That Falling Skies Cliffhanger: "We wrote ourselves into a little bit of a corner"S

Falling Skies threw a huge curveball in the last few minutes of its first season — the sort of weird out-of-nowhere turn of events that makes you wonder if you missed a few episodes. And now that the show is coming back for its second season June 17, the show's cast and new showrunner admit that they were just as startled as you were.

The good news? They feel like they found a great way to make it pay off. Minor spoilers ahead...

We were lucky enough to speak one-on-one with a few actors from TNT's Falling Skies the other day, plus the new showrunner Remi Aubuchon, who took over for season two. We also took part in a conference call with star Noah Wyle.

And one thing came across loud and clear in all these conversations: Nobody knew what to make of that cliffhanger, in which Tom Mason (Wyle) willingly stepped aboard an alien ship.
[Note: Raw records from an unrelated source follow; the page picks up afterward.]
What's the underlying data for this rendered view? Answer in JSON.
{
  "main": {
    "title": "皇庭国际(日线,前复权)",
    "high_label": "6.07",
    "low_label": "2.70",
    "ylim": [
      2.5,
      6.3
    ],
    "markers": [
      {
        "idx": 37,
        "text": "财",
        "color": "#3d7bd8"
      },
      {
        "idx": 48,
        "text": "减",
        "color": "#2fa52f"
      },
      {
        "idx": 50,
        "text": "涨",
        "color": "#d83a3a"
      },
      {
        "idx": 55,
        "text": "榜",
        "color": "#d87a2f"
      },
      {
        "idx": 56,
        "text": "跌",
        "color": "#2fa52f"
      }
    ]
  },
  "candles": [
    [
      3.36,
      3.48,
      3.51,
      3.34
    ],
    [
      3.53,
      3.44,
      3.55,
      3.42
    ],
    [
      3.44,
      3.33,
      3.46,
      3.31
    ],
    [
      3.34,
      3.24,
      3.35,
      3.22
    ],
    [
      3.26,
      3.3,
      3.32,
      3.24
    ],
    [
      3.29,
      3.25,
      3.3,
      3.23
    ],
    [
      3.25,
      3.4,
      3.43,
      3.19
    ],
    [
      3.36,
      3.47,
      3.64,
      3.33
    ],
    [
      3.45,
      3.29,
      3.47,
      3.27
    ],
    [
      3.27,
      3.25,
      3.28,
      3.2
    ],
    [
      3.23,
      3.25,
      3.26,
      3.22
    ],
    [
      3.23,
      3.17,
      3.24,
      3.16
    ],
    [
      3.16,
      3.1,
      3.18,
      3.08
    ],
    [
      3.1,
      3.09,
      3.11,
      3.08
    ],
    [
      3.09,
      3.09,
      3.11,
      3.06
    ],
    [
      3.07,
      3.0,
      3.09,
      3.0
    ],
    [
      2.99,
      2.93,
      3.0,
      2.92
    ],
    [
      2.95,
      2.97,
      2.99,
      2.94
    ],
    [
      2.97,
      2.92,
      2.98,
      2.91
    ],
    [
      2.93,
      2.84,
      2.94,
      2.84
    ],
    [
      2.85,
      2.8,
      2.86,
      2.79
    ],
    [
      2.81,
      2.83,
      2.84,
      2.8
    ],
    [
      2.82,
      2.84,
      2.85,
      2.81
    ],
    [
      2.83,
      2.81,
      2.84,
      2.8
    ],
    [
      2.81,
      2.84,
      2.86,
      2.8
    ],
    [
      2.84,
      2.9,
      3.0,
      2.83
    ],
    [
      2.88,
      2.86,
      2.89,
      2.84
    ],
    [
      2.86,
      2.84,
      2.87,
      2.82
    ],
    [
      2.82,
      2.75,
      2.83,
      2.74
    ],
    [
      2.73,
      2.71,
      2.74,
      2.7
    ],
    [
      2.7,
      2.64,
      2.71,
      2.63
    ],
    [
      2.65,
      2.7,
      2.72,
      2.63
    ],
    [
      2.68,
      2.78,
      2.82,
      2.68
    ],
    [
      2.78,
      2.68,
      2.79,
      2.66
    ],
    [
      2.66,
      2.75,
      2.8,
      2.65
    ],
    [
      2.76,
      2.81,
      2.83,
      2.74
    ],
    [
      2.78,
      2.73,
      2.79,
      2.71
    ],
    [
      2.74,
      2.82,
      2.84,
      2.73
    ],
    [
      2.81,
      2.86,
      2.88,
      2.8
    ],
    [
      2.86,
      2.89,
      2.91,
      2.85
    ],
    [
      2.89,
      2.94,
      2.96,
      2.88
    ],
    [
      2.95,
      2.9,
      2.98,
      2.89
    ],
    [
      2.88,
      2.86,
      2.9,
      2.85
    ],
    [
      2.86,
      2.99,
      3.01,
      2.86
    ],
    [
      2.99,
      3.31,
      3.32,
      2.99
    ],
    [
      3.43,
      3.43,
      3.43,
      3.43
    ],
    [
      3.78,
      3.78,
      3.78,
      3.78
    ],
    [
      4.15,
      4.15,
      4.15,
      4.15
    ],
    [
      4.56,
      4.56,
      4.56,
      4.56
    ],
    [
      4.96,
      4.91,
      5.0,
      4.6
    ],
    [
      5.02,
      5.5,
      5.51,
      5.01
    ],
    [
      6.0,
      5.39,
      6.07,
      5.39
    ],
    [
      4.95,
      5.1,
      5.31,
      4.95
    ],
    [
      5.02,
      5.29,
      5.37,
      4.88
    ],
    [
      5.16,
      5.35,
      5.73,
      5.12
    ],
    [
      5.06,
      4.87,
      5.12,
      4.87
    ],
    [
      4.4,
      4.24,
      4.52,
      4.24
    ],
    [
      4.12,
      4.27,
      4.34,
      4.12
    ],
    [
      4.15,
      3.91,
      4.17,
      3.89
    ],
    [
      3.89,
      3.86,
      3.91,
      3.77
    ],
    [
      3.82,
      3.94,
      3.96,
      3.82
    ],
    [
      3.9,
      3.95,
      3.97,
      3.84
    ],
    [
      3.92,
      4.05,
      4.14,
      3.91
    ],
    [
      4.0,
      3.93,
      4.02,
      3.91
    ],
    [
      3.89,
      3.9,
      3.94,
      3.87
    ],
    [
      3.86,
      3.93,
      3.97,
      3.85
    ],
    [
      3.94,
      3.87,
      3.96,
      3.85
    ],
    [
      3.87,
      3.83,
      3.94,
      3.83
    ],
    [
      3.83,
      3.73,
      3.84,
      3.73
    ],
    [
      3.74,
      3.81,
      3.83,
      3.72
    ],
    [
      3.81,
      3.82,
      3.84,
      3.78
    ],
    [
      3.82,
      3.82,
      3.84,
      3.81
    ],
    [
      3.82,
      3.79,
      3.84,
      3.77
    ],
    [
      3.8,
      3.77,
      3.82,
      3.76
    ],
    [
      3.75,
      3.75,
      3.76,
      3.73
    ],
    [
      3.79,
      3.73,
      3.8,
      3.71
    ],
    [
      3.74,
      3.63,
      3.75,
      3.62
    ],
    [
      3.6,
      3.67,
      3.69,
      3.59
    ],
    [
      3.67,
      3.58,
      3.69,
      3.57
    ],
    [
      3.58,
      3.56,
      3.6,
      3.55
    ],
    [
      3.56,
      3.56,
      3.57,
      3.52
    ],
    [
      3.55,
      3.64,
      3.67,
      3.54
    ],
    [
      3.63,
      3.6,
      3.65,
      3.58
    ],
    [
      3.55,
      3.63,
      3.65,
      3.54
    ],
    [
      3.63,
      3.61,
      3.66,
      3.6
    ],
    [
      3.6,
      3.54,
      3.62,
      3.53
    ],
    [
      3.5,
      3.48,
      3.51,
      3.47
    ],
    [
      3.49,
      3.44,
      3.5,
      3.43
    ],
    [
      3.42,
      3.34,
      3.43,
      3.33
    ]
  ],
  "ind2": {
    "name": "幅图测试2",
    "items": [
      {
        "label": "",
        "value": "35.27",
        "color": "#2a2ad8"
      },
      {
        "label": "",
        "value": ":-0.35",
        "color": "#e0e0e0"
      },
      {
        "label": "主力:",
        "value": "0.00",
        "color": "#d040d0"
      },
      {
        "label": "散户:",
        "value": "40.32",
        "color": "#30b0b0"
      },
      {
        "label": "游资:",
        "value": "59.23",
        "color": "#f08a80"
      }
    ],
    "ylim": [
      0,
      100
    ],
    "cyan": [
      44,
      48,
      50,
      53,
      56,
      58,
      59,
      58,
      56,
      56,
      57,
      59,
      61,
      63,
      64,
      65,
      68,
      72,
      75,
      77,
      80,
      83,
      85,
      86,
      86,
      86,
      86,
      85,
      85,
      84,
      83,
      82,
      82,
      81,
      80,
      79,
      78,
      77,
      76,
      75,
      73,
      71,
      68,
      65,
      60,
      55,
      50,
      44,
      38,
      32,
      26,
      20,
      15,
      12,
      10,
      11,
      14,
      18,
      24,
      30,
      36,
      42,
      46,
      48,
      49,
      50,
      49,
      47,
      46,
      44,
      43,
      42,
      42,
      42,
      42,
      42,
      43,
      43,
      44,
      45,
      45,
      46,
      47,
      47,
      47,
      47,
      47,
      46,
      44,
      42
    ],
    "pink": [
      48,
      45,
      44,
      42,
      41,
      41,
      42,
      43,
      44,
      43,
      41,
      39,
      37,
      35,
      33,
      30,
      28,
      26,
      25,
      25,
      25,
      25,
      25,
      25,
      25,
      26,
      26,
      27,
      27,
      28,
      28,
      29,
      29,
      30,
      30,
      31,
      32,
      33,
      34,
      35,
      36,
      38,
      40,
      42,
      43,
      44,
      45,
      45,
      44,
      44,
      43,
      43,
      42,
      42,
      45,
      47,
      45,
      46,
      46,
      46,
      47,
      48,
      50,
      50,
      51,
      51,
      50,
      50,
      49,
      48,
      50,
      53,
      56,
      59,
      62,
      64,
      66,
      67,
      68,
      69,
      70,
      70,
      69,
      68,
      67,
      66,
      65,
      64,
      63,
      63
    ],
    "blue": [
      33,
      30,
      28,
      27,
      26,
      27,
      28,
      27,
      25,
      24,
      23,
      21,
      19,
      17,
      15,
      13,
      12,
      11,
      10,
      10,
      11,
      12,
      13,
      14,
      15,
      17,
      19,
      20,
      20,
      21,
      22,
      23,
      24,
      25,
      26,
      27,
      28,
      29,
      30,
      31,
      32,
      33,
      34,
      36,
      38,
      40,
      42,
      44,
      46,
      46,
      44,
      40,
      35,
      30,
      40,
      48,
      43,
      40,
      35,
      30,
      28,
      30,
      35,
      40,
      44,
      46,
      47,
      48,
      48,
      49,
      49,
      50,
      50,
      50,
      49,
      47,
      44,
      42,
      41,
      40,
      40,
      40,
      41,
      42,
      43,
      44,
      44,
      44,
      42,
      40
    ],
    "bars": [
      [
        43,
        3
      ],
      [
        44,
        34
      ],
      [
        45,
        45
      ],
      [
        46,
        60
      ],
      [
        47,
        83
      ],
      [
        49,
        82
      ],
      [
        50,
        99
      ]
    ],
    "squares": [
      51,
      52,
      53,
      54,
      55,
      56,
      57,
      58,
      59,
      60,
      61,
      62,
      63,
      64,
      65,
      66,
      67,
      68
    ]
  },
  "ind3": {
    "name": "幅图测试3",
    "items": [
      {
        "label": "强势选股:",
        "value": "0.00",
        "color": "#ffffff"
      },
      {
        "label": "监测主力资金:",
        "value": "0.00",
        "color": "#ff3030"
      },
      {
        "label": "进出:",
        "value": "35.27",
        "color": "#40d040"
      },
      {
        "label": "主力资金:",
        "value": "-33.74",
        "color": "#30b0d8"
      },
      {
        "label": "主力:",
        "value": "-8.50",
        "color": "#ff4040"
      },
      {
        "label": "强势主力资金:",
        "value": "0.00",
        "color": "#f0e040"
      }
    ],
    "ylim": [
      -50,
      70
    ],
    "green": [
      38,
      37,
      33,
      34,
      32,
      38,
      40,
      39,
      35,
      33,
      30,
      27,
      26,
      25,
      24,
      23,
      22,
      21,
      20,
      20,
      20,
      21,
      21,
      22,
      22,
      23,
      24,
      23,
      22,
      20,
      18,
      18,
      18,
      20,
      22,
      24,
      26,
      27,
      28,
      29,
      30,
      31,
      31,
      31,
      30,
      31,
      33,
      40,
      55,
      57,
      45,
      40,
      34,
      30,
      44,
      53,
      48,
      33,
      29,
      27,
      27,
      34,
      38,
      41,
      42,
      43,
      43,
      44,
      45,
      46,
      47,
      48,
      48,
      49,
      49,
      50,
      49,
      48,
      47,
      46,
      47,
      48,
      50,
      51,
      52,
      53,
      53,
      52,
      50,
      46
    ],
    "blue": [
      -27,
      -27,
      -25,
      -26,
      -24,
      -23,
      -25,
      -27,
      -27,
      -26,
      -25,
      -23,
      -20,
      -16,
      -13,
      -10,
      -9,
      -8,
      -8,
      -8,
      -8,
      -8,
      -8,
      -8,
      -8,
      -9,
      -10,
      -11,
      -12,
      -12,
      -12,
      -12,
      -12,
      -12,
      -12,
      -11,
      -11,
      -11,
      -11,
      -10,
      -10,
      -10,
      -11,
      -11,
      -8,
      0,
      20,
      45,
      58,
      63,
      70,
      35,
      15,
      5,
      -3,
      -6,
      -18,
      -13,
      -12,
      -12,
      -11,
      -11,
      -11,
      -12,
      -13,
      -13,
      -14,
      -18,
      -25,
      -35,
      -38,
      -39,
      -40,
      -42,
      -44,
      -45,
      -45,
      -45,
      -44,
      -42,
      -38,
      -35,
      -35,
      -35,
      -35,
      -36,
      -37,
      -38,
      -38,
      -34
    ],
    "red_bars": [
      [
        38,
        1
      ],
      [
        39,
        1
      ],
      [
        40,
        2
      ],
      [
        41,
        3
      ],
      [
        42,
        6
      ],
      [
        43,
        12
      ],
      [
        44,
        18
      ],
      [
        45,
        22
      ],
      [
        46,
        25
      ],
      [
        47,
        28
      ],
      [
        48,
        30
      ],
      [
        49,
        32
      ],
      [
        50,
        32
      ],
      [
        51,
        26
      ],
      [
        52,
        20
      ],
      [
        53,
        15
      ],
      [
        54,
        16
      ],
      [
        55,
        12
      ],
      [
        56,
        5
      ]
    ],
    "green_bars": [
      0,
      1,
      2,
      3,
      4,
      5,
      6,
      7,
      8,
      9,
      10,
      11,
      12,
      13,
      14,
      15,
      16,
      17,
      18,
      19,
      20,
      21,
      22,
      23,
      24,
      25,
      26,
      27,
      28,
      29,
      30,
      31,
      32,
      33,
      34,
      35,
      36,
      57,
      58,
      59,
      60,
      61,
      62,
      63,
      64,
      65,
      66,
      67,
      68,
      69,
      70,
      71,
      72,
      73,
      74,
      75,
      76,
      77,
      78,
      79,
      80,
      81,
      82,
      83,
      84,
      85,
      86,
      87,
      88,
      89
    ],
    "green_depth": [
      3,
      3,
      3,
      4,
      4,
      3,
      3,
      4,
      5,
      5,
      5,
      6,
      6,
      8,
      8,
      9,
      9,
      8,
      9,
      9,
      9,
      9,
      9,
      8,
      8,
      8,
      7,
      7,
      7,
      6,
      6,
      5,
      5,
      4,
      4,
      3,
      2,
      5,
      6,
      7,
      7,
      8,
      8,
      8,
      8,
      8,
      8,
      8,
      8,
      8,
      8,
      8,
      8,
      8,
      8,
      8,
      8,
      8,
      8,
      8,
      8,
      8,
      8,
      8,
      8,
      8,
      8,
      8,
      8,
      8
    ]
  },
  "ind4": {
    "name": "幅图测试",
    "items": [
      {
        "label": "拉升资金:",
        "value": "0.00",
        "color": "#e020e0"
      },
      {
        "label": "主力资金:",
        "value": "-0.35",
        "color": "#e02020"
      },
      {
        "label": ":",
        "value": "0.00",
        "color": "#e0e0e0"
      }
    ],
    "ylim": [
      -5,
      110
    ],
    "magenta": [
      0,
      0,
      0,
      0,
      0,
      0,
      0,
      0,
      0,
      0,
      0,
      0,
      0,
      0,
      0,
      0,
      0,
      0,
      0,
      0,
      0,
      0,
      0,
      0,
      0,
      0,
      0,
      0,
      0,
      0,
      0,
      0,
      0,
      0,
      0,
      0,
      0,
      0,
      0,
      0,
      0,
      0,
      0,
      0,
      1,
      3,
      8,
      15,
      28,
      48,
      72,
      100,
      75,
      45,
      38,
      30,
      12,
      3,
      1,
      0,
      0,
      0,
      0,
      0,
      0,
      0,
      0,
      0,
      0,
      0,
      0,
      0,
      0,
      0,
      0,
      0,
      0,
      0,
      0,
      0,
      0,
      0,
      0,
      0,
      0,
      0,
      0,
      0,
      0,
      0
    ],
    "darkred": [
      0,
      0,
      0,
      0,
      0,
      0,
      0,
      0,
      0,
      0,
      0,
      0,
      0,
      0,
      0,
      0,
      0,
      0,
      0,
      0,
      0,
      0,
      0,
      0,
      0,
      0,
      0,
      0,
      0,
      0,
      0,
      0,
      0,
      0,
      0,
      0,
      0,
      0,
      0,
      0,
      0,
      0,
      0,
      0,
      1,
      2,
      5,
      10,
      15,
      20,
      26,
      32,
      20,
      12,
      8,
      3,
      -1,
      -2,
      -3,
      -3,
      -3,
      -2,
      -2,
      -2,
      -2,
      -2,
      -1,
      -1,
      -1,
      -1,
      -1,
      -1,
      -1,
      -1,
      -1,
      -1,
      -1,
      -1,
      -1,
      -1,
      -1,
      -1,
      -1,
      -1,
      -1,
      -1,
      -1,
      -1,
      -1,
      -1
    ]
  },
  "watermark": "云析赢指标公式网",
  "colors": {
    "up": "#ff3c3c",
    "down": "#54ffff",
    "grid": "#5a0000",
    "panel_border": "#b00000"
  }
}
At first, anyway.

When Aubuchon agreed to take over as showrunner from Mark Verheiden, he sat down and watched the first season, including some episodes that hadn't aired yet. Aubuchon tells us:

That Falling Skies Cliffhanger: "We wrote ourselves into a little bit of a corner"S

I watched all of the episodes in a row, and I was going along, going, 'Okay, that's interesting. Okay, I can see something there. Okay, that's good. And when I got to the end, and it was that ending, I went, 'Oh my God, I'm in trouble.' I mean, I thought it was cool, but it's also one of those moments as a writer, where you go, 'Ohhh kay, what do I do with that?' ... I called up Graham Yost and I called up Mark [Verheiden], saying, 'What were you guys thinking?' And they said, 'I dunno. We just thought it was cool.'

But once Aubuchon got into a room with a bunch of other writers and started talking about that cliffhanger, "it became a really fun challenge." Out of that cliffhanger, says Aubuchon, came some really positive things that propel a lot of the storytelling in the second season. And the writers came up with a pretty cool way for Tom Mason to get off that spaceship again.

"You'll always catch people after a huge trauma saying, 'Oh, it wasn't that bad.' Or, 'It was fun,' Or, 'It was cool falling off that cliff,'" says Aubuchon. "The truth is, at first it was like, 'Oh my God, should i just say I can't do this job?' Ultimately, though, I think it turned out cool."

Meanwhile, Wyle told reporters on a conference call:

I got a lot of phone calls about that [ending]. Number one feedback: 'What the hell were you doing getting on that spaceship?' So we kind of wrote ourselves into a little bit of a corner trying to justify it, and I think we did a really good job coming back in season two, and explaining what happened to him and what happens to the group in his absence. And it's allowed us to really jump off from a novel place this year.

Wyle added, "You know, it's easy to write, and then you suddenly go, 'Oh my god. What did we just do, and how are we going to deal with it?'"

Moon Bloodgood, who plays Dr. Anne Glass, says she was sort of daunted but impressed: "It takes a bit of guts to say, 'Okay, we're now going to have a character go onto a spaceship. And season two is now going to place somewhere with that storyline.'"

It changes everything

And the good thing about the "Tom goes on a spaceship" storyline is, it helps push his character arc forward in a really interesting way. Wyle said coming off a few months on an alien spaceship means the character comes back "slightly changed." He comes back "harder-edged."

Aubuchon adds:

Tom comes away from that experience feeling used and manipulated. It wasn't the experience [he expected]. He thought he was going to be having a nice conversation with an extraterrestrial being. It turned out to be worse than that. More than that, I won't say. But that's what made it fun.

Meanwhile, Tom has a hard time getting reintegrated into the Second Mass, because they've had a really tough time in his absence, and they've accepted his death. Plus they can't help suspecting that he's been altered by the aliens somehow, or has been turned into a "homing pigeon" to help the aliens locate their troops.

Says Wyle:

There's an element of distrust. Certainly Tom espouses it himself, about himself. You know, he doesn't want to be a security risk or a liability in any way. But he can't be positive that he wasn't released with some ulterior motive in mind. So that allows us to start this season off with a little bit of tension.

Falling Skies comes back June 17. We'll be posting more excerpts from our exclusive interviews in the next few weeks.